Rios Hsu’s peers don’t look like her either. At CHS, her peers are predominantly white. She often has to interject when her peers say something offensive. Similar to Clemetson, Rios Hsu is often playing the role of representing her entire race. When black history and oppression are talked about in the classroom, it is perceived that she is speaking for the entire black community, and not voicing a personal opinion. To her, two choices are presented: speak for the black community, or don’t speak at all. But when she does speak up, she feels like she is seen as the “loud black girl” or “annoying black girl.” 

Some of the jokes and comments her peers would make when she was younger were ignorant; stereotypical jokes about her being able to run fast or liking watermelon because she is black were something she heard often. Sometimes her white peers will say the N-word, justifying their speech by saying they’re quoting a song so it doesn’t actually matter. 

It is upsetting, especially when someone she personally knows says the N-word. White bystanders can be complacent when their peers say something offensive, especially when it is their friend. They may not want to hurt their friend and tell them what they did was wrong. But most importantly, she is the one that is hurt, disappointed that she didn’t understand how bad it was when she was younger and that she didn’t speak up. 

At CHS, she finds that her peers don’t understand everything about being black, and no matter how much history they learn, it is still hard for them to completely connect with her.

“There’s always the few students that don’t understand anything, or they don’t realize that what they say makes you uncomfortable,” Rios Hsu said. “It doesn’t ever really get talked about it. I guess during Black History Month, you do all this stuff to celebrate being black, but you don’t talk about the hard parts about being black and how it’s different at Community, Pioneer and Skyline.” 

In the afternoons, Rios Hsu takes classes at Pioneer.

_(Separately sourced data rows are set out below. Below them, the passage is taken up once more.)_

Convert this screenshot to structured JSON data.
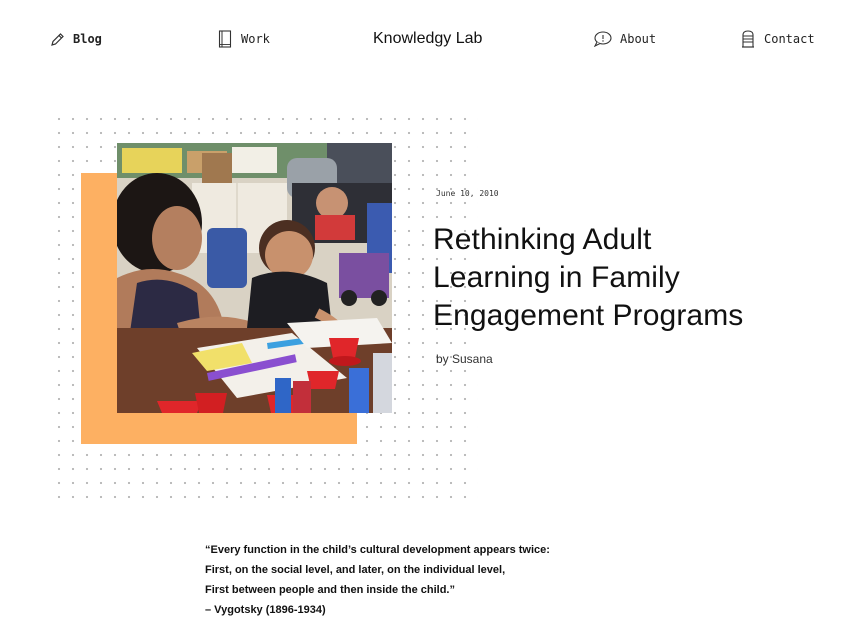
{
  "nav": {
    "blog": {
      "label": "Blog",
      "icon": "pencil-icon"
    },
    "work": {
      "label": "Work",
      "icon": "book-icon"
    },
    "brand": "Knowledgy Lab",
    "about": {
      "label": "About",
      "icon": "speech-bubble-icon"
    },
    "contact": {
      "label": "Contact",
      "icon": "mailbox-icon"
    }
  },
  "post": {
    "date": "June 10, 2010",
    "title_lines": [
      "Rethinking Adult",
      "Learning in Family",
      "Engagement Programs"
    ],
    "author": "by Susana"
  },
  "quote": {
    "lines": [
      "“Every function in the child’s cultural development appears twice:",
      "First, on the social level, and later, on the individual level,",
      "First between people and then inside the child.”",
      "– Vygotsky (1896-1934)"
    ]
  },
  "colors": {
    "accent_orange": "#fdb062",
    "text": "#111111",
    "dot_grid": "#b8b8b8"
  }
}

There, she is able to feel more like herself because of the increased diversity. More black adults in teaching positions pose leadership, relating to the students that look like them more easily. 

The relatability of someone that looks similar is lost in Rios Hsu’s household. Her mother has tried to compensate and find alternative ways to relate to her. She received “The Talk” from her parents when she started driving, discussing matters of what to do if the police pull her over. Because neither of her parents are black, her mother found YouTube videos about it so Rios Hsu could hear advice from other black people that have been in the situations that her parents have not. 

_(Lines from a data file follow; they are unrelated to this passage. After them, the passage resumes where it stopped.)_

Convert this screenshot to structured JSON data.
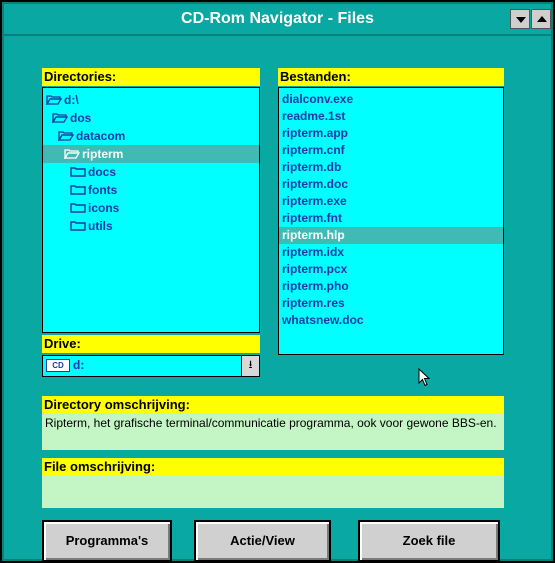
{
  "window": {
    "title": "CD-Rom Navigator - Files",
    "minimize_icon": "arrow-down-icon",
    "maximize_icon": "arrow-up-icon"
  },
  "directories": {
    "label": "Directories:",
    "items": [
      {
        "name": "d:\\",
        "level": 0,
        "open": true,
        "selected": false
      },
      {
        "name": "dos",
        "level": 1,
        "open": true,
        "selected": false
      },
      {
        "name": "datacom",
        "level": 2,
        "open": true,
        "selected": false
      },
      {
        "name": "ripterm",
        "level": 3,
        "open": true,
        "selected": true
      },
      {
        "name": "docs",
        "level": 4,
        "open": false,
        "selected": false
      },
      {
        "name": "fonts",
        "level": 4,
        "open": false,
        "selected": false
      },
      {
        "name": "icons",
        "level": 4,
        "open": false,
        "selected": false
      },
      {
        "name": "utils",
        "level": 4,
        "open": false,
        "selected": false
      }
    ]
  },
  "files": {
    "label": "Bestanden:",
    "items": [
      "dialconv.exe",
      "readme.1st",
      "ripterm.app",
      "ripterm.cnf",
      "ripterm.db",
      "ripterm.doc",
      "ripterm.exe",
      "ripterm.fnt",
      "ripterm.hlp",
      "ripterm.idx",
      "ripterm.pcx",
      "ripterm.pho",
      "ripterm.res",
      "whatsnew.doc"
    ],
    "selected": "ripterm.hlp"
  },
  "drive": {
    "label": "Drive:",
    "icon_text": "CD",
    "value": "d:",
    "dropdown_icon": "dropdown-arrow-icon"
  },
  "directory_description": {
    "label": "Directory omschrijving:",
    "text": "Ripterm, het grafische terminal/communicatie programma, ook voor gewone BBS-en."
  },
  "file_description": {
    "label": "File omschrijving:",
    "text": ""
  },
  "buttons": {
    "programs": "Programma's",
    "action": "Actie/View",
    "search": "Zoek file"
  },
  "colors": {
    "window_bg": "#0aa8a2",
    "panel_bg": "#00ffff",
    "label_bg": "#ffff00",
    "selection": "#3fbab4",
    "text_blue": "#1b3aa8",
    "desc_bg": "#c4f5c4"
  }
}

Rios Hsu’s black leadership and relatability came from her hair stylist. Their relationship was awkward at first, and Rios Hsu found she was timid to converse with her. But as her visits became more frequent, they became closer. The leadership presented from Rios Hsu’s stylist came from the stories she would tell her. Being closer to Rios Hsu’s age and having lots of experiences with different career paths made their connection easier. They don’t always talk about politics or black and white, but having someone that looks like Rios Hsu makes it feel like someone is always on her side. 

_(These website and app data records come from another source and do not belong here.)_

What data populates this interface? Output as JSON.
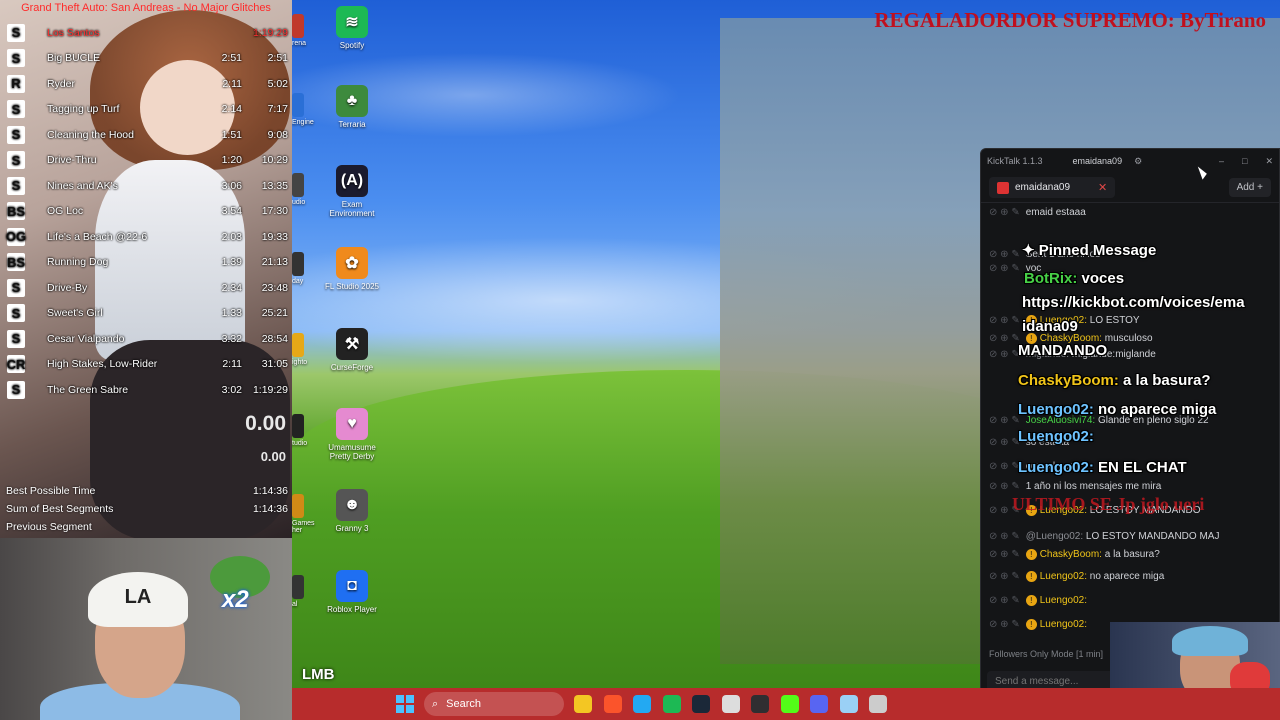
{
  "livesplit": {
    "title": "Grand Theft Auto: San Andreas - No Major Glitches",
    "splits": [
      {
        "icon": "S",
        "name": "Los Santos",
        "segment": "",
        "total": "1:19:29",
        "red": true
      },
      {
        "icon": "S",
        "name": "Big BUCLE",
        "segment": "2:51",
        "total": "2:51"
      },
      {
        "icon": "R",
        "name": "Ryder",
        "segment": "2:11",
        "total": "5:02"
      },
      {
        "icon": "S",
        "name": "Tagging up Turf",
        "segment": "2:14",
        "total": "7:17"
      },
      {
        "icon": "S",
        "name": "Cleaning the Hood",
        "segment": "1:51",
        "total": "9:08"
      },
      {
        "icon": "S",
        "name": "Drive-Thru",
        "segment": "1:20",
        "total": "10:29"
      },
      {
        "icon": "S",
        "name": "Nines and AK's",
        "segment": "3:06",
        "total": "13:35"
      },
      {
        "icon": "BS",
        "name": "OG Loc",
        "segment": "3:54",
        "total": "17:30"
      },
      {
        "icon": "OG",
        "name": "Life's a Beach @22-6",
        "segment": "2:03",
        "total": "19:33"
      },
      {
        "icon": "BS",
        "name": "Running Dog",
        "segment": "1:39",
        "total": "21:13"
      },
      {
        "icon": "S",
        "name": "Drive-By",
        "segment": "2:34",
        "total": "23:48"
      },
      {
        "icon": "S",
        "name": "Sweet's Girl",
        "segment": "1:33",
        "total": "25:21"
      },
      {
        "icon": "S",
        "name": "Cesar Vialpando",
        "segment": "3:32",
        "total": "28:54"
      },
      {
        "icon": "CR",
        "name": "High Stakes, Low-Rider",
        "segment": "2:11",
        "total": "31:05"
      },
      {
        "icon": "S",
        "name": "The Green Sabre",
        "segment": "3:02",
        "total": "1:19:29"
      }
    ],
    "timer_main": "0.00",
    "timer_segment": "0.00",
    "stats": [
      {
        "label": "Best Possible Time",
        "value": "1:14:36"
      },
      {
        "label": "Sum of Best Segments",
        "value": "1:14:36"
      },
      {
        "label": "Previous Segment",
        "value": ""
      }
    ]
  },
  "webcam": {
    "cap_logo": "LA",
    "emote_text": "x2"
  },
  "desktop_icons": [
    {
      "label": "Spotify",
      "icon": "spotify-icon",
      "color": "#1db954",
      "glyph": "≋"
    },
    {
      "label": "Terraria",
      "icon": "terraria-icon",
      "color": "#3d8a3d",
      "glyph": "♣"
    },
    {
      "label": "Exam Environment",
      "icon": "exam-environment-icon",
      "color": "#1b1b2e",
      "glyph": "(A)"
    },
    {
      "label": "FL Studio 2025",
      "icon": "fl-studio-icon",
      "color": "#f08a1c",
      "glyph": "✿"
    },
    {
      "label": "CurseForge",
      "icon": "curseforge-icon",
      "color": "#222",
      "glyph": "⚒"
    },
    {
      "label": "Umamusume Pretty Derby",
      "icon": "umamusume-icon",
      "color": "#e58ad0",
      "glyph": "♥"
    },
    {
      "label": "Granny 3",
      "icon": "granny-icon",
      "color": "#555",
      "glyph": "☻"
    },
    {
      "label": "Roblox Player",
      "icon": "roblox-icon",
      "color": "#1f6ff2",
      "glyph": "◘"
    }
  ],
  "edge_icons": [
    {
      "label": "rena",
      "color": "#c0392b"
    },
    {
      "label": "Engine",
      "color": "#2a6fd6"
    },
    {
      "label": "udio",
      "color": "#444"
    },
    {
      "label": "day",
      "color": "#333"
    },
    {
      "label": "ighto",
      "color": "#e6a817"
    },
    {
      "label": "tudio",
      "color": "#222"
    },
    {
      "label": "Games her",
      "color": "#d08a16"
    },
    {
      "label": "al",
      "color": "#333"
    }
  ],
  "stream_overlay": {
    "title": "REGALADORDOR SUPREMO: ByTirano",
    "lmb": "LMB"
  },
  "kicktalk": {
    "app_name": "KickTalk 1.1.3",
    "username": "emaidana09",
    "tab_label": "emaidana09",
    "add_label": "Add",
    "followers_mode": "Followers Only Mode [1 min]",
    "input_placeholder": "Send a message..."
  },
  "chat_lines": [
    {
      "prefix": "emaid",
      "user": "",
      "text": "estaaa",
      "color": "grey"
    },
    {
      "prefix": "Sent",
      "user": "",
      "text": "1 año ni los",
      "color": "grey"
    },
    {
      "prefix": "voc",
      "user": "",
      "text": "",
      "color": "grey"
    },
    {
      "prefix": "",
      "user": "Luengo02:",
      "text": "LO ESTOY",
      "color": "yellow"
    },
    {
      "prefix": "",
      "user": "ChaskyBoom:",
      "text": "musculoso",
      "color": "yellow"
    },
    {
      "prefix": "",
      "user": "miglande:",
      "text": "miglande:miglande",
      "color": "grey"
    },
    {
      "prefix": "",
      "user": "JoseAldosivi74:",
      "text": "Glande en pleno siglo 22",
      "color": "green"
    },
    {
      "prefix": "",
      "user": "",
      "text": "so estaaa",
      "color": "grey"
    },
    {
      "prefix": "",
      "user": "",
      "text": "como hace",
      "color": "grey"
    },
    {
      "prefix": "",
      "user": "",
      "text": "1 año ni los mensajes me mira",
      "color": "grey"
    },
    {
      "prefix": "",
      "user": "Luengo02:",
      "text": "LO ESTOY MANDANDO",
      "color": "yellow"
    },
    {
      "prefix": "",
      "user": "@Luengo02:",
      "text": "LO ESTOY MANDANDO MAJ",
      "color": "grey"
    },
    {
      "prefix": "",
      "user": "ChaskyBoom:",
      "text": "a la basura?",
      "color": "yellow"
    },
    {
      "prefix": "",
      "user": "Luengo02:",
      "text": "no aparece miga",
      "color": "yellow"
    },
    {
      "prefix": "",
      "user": "Luengo02:",
      "text": "",
      "color": "yellow"
    },
    {
      "prefix": "",
      "user": "Luengo02:",
      "text": "",
      "color": "yellow"
    }
  ],
  "pinned_overlay": {
    "header": "Pinned Message",
    "lines": [
      {
        "user": "BotRix:",
        "text": "voces",
        "color": "green"
      },
      {
        "user": "",
        "text": "https://kickbot.com/voices/ema",
        "color": "white"
      },
      {
        "user": "",
        "text": "idana09",
        "color": "white"
      },
      {
        "user": "",
        "text": "MANDANDO",
        "color": "white"
      },
      {
        "user": "ChaskyBoom:",
        "text": "a la basura?",
        "color": "yellow"
      },
      {
        "user": "Luengo02:",
        "text": "no aparece miga",
        "color": "blue"
      },
      {
        "user": "Luengo02:",
        "text": "",
        "color": "blue"
      },
      {
        "user": "Luengo02:",
        "text": "EN EL CHAT",
        "color": "blue"
      }
    ],
    "red_text": "ULTIMO SE Jp jglo ueri"
  },
  "taskbar": {
    "search_label": "Search",
    "apps": [
      {
        "icon": "file-explorer-icon",
        "color": "#f3c623"
      },
      {
        "icon": "brave-icon",
        "color": "#fb542b"
      },
      {
        "icon": "vscode-icon",
        "color": "#23a9f2"
      },
      {
        "icon": "spotify-icon",
        "color": "#1db954"
      },
      {
        "icon": "steam-icon",
        "color": "#1b2838"
      },
      {
        "icon": "app-icon",
        "color": "#ddd"
      },
      {
        "icon": "obs-icon",
        "color": "#302e31"
      },
      {
        "icon": "kick-icon",
        "color": "#53fc18"
      },
      {
        "icon": "discord-icon",
        "color": "#5865f2"
      },
      {
        "icon": "app2-icon",
        "color": "#9ad0f5"
      },
      {
        "icon": "app3-icon",
        "color": "#ccc"
      }
    ]
  }
}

Unfortunately, the connection that she has with her black hair stylist is not emulated in her other daily settings. Her predominantly white classrooms and adoptive home are not black. 

 

Campbell, Clemetson and Rios Hsu’s experiences are not indicative of the entire Ann Arbor black youth experience; no two experiences of black youth in Ann Arbor are homogenous. But they are still a part of the 14 percent of African Americans that make up the Ann Arbor Public Schools system. Black Ann Arbor and white Ann Arbor exist within the boundaries of our city: the experiences of the two communities are not equal.